### WHAT YOU NEED TO DO:
Write out every line from the listing below where the string "your" is found.

__________

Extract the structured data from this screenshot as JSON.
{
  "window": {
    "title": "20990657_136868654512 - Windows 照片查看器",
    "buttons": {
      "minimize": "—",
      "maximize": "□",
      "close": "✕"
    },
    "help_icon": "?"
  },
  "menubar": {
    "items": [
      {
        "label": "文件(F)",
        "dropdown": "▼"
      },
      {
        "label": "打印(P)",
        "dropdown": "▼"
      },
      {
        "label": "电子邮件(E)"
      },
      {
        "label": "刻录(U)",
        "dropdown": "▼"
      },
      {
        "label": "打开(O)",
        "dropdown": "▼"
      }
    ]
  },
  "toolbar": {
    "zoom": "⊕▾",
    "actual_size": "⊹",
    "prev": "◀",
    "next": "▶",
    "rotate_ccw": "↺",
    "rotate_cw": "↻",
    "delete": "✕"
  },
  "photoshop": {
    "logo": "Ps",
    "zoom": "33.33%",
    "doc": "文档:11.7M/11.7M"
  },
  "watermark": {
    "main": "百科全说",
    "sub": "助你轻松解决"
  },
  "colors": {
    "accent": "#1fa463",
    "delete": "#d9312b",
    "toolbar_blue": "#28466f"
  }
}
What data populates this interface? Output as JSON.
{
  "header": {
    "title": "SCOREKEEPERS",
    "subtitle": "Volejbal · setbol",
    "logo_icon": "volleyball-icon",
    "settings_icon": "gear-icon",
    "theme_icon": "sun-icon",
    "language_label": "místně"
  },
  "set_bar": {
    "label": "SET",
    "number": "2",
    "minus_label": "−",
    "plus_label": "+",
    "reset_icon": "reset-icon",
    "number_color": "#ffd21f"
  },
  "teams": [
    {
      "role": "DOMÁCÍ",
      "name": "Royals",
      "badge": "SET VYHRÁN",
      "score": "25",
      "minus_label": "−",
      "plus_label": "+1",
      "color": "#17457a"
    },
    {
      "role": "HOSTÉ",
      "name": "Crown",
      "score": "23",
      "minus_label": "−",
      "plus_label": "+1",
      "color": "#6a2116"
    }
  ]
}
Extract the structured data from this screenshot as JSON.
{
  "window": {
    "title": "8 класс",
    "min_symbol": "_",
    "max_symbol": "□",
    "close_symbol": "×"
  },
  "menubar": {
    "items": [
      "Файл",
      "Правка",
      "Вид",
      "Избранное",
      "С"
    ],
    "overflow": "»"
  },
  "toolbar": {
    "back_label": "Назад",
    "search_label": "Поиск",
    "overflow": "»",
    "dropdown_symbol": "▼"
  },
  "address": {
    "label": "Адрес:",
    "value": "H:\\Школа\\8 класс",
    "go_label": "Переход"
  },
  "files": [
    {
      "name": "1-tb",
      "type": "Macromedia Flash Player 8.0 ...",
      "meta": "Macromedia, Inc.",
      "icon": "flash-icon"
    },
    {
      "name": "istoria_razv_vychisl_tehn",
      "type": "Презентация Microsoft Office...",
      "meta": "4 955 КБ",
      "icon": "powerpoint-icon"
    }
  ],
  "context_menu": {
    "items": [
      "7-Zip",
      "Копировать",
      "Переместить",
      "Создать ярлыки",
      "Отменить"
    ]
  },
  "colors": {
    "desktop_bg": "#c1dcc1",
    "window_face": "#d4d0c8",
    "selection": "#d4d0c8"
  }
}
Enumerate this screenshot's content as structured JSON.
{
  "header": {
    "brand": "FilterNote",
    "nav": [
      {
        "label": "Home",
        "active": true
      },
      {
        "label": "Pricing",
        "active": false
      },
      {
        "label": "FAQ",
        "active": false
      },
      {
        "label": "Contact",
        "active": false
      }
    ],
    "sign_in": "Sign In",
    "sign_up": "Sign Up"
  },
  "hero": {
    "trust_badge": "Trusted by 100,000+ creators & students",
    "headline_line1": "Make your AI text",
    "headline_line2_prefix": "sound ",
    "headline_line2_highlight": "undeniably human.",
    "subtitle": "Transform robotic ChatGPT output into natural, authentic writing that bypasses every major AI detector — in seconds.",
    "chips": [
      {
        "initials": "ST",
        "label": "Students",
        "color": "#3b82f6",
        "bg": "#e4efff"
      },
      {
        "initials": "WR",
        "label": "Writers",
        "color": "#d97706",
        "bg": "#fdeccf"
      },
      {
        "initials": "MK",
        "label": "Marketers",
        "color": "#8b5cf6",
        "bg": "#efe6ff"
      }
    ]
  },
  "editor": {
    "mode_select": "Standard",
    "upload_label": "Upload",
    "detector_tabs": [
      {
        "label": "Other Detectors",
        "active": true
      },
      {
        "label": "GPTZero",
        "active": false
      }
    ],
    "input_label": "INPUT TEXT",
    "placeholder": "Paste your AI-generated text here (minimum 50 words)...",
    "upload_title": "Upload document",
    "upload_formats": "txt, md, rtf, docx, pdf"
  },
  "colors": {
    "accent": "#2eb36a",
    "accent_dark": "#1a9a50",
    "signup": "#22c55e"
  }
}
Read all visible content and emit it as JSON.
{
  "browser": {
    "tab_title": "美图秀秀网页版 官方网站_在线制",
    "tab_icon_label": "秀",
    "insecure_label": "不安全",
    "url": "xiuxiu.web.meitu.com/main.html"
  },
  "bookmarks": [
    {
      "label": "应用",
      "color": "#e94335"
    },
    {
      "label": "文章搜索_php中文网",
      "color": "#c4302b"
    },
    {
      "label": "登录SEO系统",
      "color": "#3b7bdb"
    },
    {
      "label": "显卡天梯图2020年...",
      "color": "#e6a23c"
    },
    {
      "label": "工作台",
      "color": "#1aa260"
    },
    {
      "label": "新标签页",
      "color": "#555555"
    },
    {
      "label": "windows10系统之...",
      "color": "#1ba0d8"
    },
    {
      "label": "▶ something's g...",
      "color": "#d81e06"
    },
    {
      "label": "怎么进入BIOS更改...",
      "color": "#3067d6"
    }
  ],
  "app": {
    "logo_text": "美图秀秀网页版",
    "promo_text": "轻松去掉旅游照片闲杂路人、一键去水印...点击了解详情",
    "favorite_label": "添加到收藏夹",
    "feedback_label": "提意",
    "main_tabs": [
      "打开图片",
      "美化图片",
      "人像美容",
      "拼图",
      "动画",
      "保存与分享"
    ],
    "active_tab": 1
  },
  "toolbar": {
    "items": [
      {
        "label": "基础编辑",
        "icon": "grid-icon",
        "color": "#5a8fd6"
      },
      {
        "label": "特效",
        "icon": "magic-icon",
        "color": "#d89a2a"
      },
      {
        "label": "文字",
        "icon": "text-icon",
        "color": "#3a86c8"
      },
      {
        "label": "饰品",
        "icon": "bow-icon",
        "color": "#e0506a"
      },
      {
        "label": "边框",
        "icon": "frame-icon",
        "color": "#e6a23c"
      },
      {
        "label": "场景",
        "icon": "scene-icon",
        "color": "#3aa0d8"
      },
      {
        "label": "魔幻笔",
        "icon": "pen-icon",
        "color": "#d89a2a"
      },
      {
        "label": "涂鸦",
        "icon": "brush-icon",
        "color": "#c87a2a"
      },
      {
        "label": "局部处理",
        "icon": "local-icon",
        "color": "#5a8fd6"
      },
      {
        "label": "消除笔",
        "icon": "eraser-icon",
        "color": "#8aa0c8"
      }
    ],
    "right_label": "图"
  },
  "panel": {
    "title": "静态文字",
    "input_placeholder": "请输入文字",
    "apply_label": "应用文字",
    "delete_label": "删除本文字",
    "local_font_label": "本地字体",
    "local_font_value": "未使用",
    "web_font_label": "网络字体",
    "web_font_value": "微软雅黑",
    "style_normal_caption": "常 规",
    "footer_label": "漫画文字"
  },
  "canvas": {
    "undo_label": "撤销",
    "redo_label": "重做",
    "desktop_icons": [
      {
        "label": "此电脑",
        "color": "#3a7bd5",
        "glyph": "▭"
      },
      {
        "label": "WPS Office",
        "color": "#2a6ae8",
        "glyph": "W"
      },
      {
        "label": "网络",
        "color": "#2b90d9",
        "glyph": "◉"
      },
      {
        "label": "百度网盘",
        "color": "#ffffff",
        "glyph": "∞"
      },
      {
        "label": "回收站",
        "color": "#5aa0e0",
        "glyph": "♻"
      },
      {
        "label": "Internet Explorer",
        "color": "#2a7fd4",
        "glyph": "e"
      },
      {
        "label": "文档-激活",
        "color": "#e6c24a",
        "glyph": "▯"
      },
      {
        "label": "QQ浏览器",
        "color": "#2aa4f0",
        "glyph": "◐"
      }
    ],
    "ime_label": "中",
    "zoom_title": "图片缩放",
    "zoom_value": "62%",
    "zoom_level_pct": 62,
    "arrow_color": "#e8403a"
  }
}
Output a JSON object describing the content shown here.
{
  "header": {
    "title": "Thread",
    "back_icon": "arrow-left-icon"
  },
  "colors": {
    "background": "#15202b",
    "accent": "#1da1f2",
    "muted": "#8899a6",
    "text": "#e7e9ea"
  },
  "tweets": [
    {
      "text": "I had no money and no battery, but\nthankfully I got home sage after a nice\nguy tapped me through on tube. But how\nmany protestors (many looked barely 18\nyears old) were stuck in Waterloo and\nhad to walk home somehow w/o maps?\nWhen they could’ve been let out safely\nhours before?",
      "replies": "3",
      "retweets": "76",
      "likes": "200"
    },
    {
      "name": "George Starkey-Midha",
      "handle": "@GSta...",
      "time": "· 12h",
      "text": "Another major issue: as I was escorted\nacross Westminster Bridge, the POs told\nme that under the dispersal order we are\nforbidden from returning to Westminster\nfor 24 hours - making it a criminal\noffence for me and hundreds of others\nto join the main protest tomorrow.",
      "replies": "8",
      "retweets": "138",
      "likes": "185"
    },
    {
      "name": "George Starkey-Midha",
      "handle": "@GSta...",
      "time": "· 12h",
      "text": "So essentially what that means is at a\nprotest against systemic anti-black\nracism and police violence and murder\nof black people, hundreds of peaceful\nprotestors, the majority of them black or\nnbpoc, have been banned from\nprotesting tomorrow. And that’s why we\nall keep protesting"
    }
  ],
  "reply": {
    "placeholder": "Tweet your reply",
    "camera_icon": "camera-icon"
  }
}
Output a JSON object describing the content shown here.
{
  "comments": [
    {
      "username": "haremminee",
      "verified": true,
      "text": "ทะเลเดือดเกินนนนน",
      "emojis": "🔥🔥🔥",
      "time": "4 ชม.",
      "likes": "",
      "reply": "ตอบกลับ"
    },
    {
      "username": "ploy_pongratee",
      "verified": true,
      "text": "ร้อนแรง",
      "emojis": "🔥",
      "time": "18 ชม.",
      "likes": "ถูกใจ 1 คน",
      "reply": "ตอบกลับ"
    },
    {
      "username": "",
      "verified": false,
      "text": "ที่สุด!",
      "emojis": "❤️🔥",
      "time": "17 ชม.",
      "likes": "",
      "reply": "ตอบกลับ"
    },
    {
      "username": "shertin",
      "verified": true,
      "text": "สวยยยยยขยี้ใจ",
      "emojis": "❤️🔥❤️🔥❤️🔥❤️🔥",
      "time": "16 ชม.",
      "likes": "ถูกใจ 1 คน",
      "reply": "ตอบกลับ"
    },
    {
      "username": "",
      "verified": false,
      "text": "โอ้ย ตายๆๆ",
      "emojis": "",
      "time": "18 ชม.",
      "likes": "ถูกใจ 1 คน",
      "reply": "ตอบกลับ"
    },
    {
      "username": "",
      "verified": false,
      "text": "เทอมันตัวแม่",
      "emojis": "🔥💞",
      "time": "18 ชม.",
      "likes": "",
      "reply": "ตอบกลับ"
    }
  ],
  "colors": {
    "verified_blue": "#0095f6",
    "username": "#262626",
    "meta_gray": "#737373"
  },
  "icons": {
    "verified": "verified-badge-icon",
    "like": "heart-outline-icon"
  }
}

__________

### THE COMPLETED TASK:
    "headline_line1": "Make your AI text",
    "placeholder": "Paste your AI-generated text here (minimum 50 words)...",
    "placeholder": "Tweet your reply",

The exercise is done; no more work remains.